## [Task item]
Here are some records. Repeat them all exactly.

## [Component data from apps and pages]
........
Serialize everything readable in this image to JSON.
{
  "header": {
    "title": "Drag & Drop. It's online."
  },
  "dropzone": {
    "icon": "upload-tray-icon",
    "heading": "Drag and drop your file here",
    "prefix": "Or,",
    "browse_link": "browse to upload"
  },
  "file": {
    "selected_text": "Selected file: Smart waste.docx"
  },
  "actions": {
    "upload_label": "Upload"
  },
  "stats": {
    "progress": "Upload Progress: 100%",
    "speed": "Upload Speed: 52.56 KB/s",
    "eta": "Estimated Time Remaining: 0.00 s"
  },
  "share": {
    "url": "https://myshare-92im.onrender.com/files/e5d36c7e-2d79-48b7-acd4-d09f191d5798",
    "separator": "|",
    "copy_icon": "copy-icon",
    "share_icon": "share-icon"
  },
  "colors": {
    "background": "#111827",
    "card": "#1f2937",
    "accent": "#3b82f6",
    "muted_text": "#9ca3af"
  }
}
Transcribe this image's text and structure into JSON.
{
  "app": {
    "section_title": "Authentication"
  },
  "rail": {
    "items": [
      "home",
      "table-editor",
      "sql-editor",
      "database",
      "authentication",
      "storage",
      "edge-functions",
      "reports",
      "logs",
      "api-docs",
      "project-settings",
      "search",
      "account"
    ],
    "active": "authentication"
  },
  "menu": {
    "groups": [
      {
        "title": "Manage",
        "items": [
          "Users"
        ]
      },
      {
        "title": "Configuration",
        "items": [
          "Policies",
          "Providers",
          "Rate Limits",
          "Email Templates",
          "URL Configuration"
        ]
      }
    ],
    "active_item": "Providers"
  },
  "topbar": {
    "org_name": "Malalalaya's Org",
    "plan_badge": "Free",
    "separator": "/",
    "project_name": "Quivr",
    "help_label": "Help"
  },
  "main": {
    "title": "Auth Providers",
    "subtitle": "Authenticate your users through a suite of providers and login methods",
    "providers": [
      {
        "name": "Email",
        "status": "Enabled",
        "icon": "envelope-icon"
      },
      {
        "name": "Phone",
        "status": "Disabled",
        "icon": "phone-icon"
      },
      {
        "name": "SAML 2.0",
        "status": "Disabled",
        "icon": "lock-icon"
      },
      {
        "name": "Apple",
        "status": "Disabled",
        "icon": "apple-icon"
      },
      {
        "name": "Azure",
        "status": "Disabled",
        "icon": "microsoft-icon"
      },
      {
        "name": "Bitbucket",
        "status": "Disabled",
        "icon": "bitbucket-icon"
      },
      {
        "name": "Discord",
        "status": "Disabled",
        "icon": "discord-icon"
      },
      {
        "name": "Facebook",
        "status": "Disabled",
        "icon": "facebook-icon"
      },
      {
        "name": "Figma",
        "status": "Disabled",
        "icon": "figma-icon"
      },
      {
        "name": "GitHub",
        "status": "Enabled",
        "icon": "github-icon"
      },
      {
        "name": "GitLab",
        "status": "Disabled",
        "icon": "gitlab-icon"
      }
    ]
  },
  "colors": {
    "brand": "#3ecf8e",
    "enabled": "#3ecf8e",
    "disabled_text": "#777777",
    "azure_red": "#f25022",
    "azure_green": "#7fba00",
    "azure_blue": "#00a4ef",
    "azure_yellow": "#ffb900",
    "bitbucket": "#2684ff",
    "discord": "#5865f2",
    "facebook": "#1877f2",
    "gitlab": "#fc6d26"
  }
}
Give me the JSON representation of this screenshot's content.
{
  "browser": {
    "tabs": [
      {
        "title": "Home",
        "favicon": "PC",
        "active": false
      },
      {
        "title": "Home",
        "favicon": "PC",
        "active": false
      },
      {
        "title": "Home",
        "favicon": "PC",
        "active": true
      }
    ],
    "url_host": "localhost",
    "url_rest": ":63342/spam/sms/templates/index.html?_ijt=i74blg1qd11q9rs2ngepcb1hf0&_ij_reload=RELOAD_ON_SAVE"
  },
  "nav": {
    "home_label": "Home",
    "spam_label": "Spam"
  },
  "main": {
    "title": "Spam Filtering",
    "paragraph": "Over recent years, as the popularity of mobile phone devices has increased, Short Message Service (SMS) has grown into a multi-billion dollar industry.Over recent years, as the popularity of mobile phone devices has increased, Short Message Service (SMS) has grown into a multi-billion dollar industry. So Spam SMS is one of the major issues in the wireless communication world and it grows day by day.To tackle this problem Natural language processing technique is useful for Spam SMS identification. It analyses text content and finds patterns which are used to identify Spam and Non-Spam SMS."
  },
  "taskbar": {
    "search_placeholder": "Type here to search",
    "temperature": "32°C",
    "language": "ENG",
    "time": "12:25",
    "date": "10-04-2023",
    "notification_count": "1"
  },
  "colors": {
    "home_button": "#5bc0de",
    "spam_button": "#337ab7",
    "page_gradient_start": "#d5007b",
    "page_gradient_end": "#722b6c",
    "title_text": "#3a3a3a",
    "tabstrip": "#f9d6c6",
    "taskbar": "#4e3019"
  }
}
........
## [Problem solution]
Serialize everything readable in this image to JSON.
{
  "header": {
    "title": "Drag & Drop. It's online."
  },
  "dropzone": {
    "icon": "upload-tray-icon",
    "heading": "Drag and drop your file here",
    "prefix": "Or,",
    "browse_link": "browse to upload"
  },
  "file": {
    "selected_text": "Selected file: Smart waste.docx"
  },
  "actions": {
    "upload_label": "Upload"
  },
  "stats": {
    "progress": "Upload Progress: 100%",
    "speed": "Upload Speed: 52.56 KB/s",
    "eta": "Estimated Time Remaining: 0.00 s"
  },
  "share": {
    "url": "https://myshare-92im.onrender.com/files/e5d36c7e-2d79-48b7-acd4-d09f191d5798",
    "separator": "|",
    "copy_icon": "copy-icon",
    "share_icon": "share-icon"
  },
  "colors": {
    "background": "#111827",
    "card": "#1f2937",
    "accent": "#3b82f6",
    "muted_text": "#9ca3af"
  }
}
Transcribe this image's text and structure into JSON.
{
  "app": {
    "section_title": "Authentication"
  },
  "rail": {
    "items": [
      "home",
      "table-editor",
      "sql-editor",
      "database",
      "authentication",
      "storage",
      "edge-functions",
      "reports",
      "logs",
      "api-docs",
      "project-settings",
      "search",
      "account"
    ],
    "active": "authentication"
  },
  "menu": {
    "groups": [
      {
        "title": "Manage",
        "items": [
          "Users"
        ]
      },
      {
        "title": "Configuration",
        "items": [
          "Policies",
          "Providers",
          "Rate Limits",
          "Email Templates",
          "URL Configuration"
        ]
      }
    ],
    "active_item": "Providers"
  },
  "topbar": {
    "org_name": "Malalalaya's Org",
    "plan_badge": "Free",
    "separator": "/",
    "project_name": "Quivr",
    "help_label": "Help"
  },
  "main": {
    "title": "Auth Providers",
    "subtitle": "Authenticate your users through a suite of providers and login methods",
    "providers": [
      {
        "name": "Email",
        "status": "Enabled",
        "icon": "envelope-icon"
      },
      {
        "name": "Phone",
        "status": "Disabled",
        "icon": "phone-icon"
      },
      {
        "name": "SAML 2.0",
        "status": "Disabled",
        "icon": "lock-icon"
      },
      {
        "name": "Apple",
        "status": "Disabled",
        "icon": "apple-icon"
      },
      {
        "name": "Azure",
        "status": "Disabled",
        "icon": "microsoft-icon"
      },
      {
        "name": "Bitbucket",
        "status": "Disabled",
        "icon": "bitbucket-icon"
      },
      {
        "name": "Discord",
        "status": "Disabled",
        "icon": "discord-icon"
      },
      {
        "name": "Facebook",
        "status": "Disabled",
        "icon": "facebook-icon"
      },
      {
        "name": "Figma",
        "status": "Disabled",
        "icon": "figma-icon"
      },
      {
        "name": "GitHub",
        "status": "Enabled",
        "icon": "github-icon"
      },
      {
        "name": "GitLab",
        "status": "Disabled",
        "icon": "gitlab-icon"
      }
    ]
  },
  "colors": {
    "brand": "#3ecf8e",
    "enabled": "#3ecf8e",
    "disabled_text": "#777777",
    "azure_red": "#f25022",
    "azure_green": "#7fba00",
    "azure_blue": "#00a4ef",
    "azure_yellow": "#ffb900",
    "bitbucket": "#2684ff",
    "discord": "#5865f2",
    "facebook": "#1877f2",
    "gitlab": "#fc6d26"
  }
}
Give me the JSON representation of this screenshot's content.
{
  "browser": {
    "tabs": [
      {
        "title": "Home",
        "favicon": "PC",
        "active": false
      },
      {
        "title": "Home",
        "favicon": "PC",
        "active": false
      },
      {
        "title": "Home",
        "favicon": "PC",
        "active": true
      }
    ],
    "url_host": "localhost",
    "url_rest": ":63342/spam/sms/templates/index.html?_ijt=i74blg1qd11q9rs2ngepcb1hf0&_ij_reload=RELOAD_ON_SAVE"
  },
  "nav": {
    "home_label": "Home",
    "spam_label": "Spam"
  },
  "main": {
    "title": "Spam Filtering",
    "paragraph": "Over recent years, as the popularity of mobile phone devices has increased, Short Message Service (SMS) has grown into a multi-billion dollar industry.Over recent years, as the popularity of mobile phone devices has increased, Short Message Service (SMS) has grown into a multi-billion dollar industry. So Spam SMS is one of the major issues in the wireless communication world and it grows day by day.To tackle this problem Natural language processing technique is useful for Spam SMS identification. It analyses text content and finds patterns which are used to identify Spam and Non-Spam SMS."
  },
  "taskbar": {
    "search_placeholder": "Type here to search",
    "temperature": "32°C",
    "language": "ENG",
    "time": "12:25",
    "date": "10-04-2023",
    "notification_count": "1"
  },
  "colors": {
    "home_button": "#5bc0de",
    "spam_button": "#337ab7",
    "page_gradient_start": "#d5007b",
    "page_gradient_end": "#722b6c",
    "title_text": "#3a3a3a",
    "tabstrip": "#f9d6c6",
    "taskbar": "#4e3019"
  }
}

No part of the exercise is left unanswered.